Flanagin is one of 23 nominees for this year’s award. The others: Alice Chaney Herndon, nurse manager, Mother-Baby Unit; Amanda Laura, nurse manager, University Physicians and Merit Madison; Amy Taylor, nurse educator, medical ICU; Andrew Jordan, nurse manager, post-anesthesia care unit; Anita Vanderford, associate director, ambulatory operations, Children’s Cancer Center; Ashley Moore, nurse manager, MICU; Becky Harrison, nurse educator, Newborn Center; Brandy Wilson, nurse manager, 2C and 4C; Brittany Adams, nurse educator, 2C: Calvin Ramsey, charge nurse, 3N;
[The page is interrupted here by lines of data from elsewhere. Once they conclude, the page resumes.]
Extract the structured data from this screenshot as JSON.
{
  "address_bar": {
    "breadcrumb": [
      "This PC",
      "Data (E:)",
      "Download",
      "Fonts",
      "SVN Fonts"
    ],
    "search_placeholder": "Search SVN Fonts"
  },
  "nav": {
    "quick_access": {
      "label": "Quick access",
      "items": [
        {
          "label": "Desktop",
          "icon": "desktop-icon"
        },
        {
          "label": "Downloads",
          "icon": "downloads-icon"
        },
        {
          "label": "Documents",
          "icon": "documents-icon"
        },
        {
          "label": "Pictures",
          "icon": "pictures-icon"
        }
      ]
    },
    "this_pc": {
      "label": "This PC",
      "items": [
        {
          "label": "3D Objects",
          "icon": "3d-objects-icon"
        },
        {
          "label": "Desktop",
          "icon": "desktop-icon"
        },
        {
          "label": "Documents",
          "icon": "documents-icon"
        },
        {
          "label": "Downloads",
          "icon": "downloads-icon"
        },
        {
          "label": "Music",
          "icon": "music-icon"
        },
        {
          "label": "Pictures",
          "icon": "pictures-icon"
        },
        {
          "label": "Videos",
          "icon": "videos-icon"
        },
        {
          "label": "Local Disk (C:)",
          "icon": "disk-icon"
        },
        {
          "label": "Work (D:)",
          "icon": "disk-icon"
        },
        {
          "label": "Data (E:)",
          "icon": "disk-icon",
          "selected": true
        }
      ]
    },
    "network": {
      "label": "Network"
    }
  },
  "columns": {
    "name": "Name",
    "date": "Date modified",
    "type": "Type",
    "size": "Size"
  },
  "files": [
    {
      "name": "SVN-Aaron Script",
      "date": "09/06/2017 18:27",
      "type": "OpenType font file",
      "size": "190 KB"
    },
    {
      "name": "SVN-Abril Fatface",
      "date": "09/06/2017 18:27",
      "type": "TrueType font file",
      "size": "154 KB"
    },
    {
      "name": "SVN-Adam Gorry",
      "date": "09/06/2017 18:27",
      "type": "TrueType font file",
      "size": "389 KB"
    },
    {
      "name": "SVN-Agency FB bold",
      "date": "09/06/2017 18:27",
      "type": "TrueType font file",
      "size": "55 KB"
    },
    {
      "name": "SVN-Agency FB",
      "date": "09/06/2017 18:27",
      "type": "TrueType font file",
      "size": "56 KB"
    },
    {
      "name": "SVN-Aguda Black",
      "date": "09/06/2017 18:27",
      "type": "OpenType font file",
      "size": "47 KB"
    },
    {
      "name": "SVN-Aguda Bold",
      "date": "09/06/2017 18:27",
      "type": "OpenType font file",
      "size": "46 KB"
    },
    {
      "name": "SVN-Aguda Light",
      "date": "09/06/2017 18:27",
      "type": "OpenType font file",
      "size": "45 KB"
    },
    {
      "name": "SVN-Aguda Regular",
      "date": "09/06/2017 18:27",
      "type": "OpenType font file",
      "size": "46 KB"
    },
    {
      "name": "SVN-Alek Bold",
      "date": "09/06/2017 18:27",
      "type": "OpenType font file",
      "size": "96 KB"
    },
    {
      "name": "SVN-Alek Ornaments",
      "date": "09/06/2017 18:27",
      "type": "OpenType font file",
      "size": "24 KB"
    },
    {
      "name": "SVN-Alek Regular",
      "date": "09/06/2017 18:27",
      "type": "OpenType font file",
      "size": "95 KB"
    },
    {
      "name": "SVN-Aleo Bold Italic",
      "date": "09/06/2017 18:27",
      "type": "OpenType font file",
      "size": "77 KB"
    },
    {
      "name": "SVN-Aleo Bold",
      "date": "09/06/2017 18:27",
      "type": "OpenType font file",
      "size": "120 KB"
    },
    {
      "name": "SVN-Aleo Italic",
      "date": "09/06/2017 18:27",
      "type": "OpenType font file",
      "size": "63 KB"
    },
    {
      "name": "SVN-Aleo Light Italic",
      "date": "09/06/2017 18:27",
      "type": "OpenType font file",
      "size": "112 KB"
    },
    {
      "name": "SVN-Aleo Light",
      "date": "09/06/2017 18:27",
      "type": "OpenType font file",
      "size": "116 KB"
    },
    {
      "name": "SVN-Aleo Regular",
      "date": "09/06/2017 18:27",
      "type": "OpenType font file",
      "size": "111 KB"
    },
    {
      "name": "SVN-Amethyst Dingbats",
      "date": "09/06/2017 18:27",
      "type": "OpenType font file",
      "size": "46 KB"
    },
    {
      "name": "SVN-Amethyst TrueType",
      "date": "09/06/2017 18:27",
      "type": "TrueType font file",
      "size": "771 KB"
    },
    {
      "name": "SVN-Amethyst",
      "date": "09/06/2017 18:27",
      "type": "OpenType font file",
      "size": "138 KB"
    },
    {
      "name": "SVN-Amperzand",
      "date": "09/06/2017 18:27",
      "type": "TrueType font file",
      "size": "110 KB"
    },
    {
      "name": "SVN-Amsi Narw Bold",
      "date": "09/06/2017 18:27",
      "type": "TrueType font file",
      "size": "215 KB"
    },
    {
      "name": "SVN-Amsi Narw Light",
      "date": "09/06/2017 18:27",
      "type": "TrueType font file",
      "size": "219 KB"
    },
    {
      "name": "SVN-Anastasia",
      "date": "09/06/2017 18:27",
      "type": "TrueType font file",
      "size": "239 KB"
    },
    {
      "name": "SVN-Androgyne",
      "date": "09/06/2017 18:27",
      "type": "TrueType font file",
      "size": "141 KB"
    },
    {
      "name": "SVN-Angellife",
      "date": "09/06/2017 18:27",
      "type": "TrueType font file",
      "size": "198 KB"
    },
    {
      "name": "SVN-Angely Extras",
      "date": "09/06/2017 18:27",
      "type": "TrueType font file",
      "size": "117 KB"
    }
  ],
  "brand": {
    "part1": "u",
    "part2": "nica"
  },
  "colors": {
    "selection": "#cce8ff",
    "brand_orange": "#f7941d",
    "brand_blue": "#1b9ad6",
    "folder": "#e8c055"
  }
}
Keith Hodges, clinical intelligence manager, Center for Informatics and Analytics; Kesha Prystupa, nurse manager, Pediatric Emergency Department; Kim Barrier, quality educator, Children’s Hospital; Kristin Kappler, director of quality and clinical support services, Children’s Hospital; Mary Lee Rodgers, nurse manager, ISC; Nikki Cohran, nurse manager, 3C and 5C; Nital Parrish, nurse manager, 2 Wiser; Shelly Craft, nurse manager, pediatric ICU; Sonja Huntley, nurse educator, Mother-Baby Unit; Tara McBride, nurse manager, NICU; Thomas Griffith, shift supervisor, pediatric ED; and Yolanda Moore, nurse manager, Women’s Urgent Care.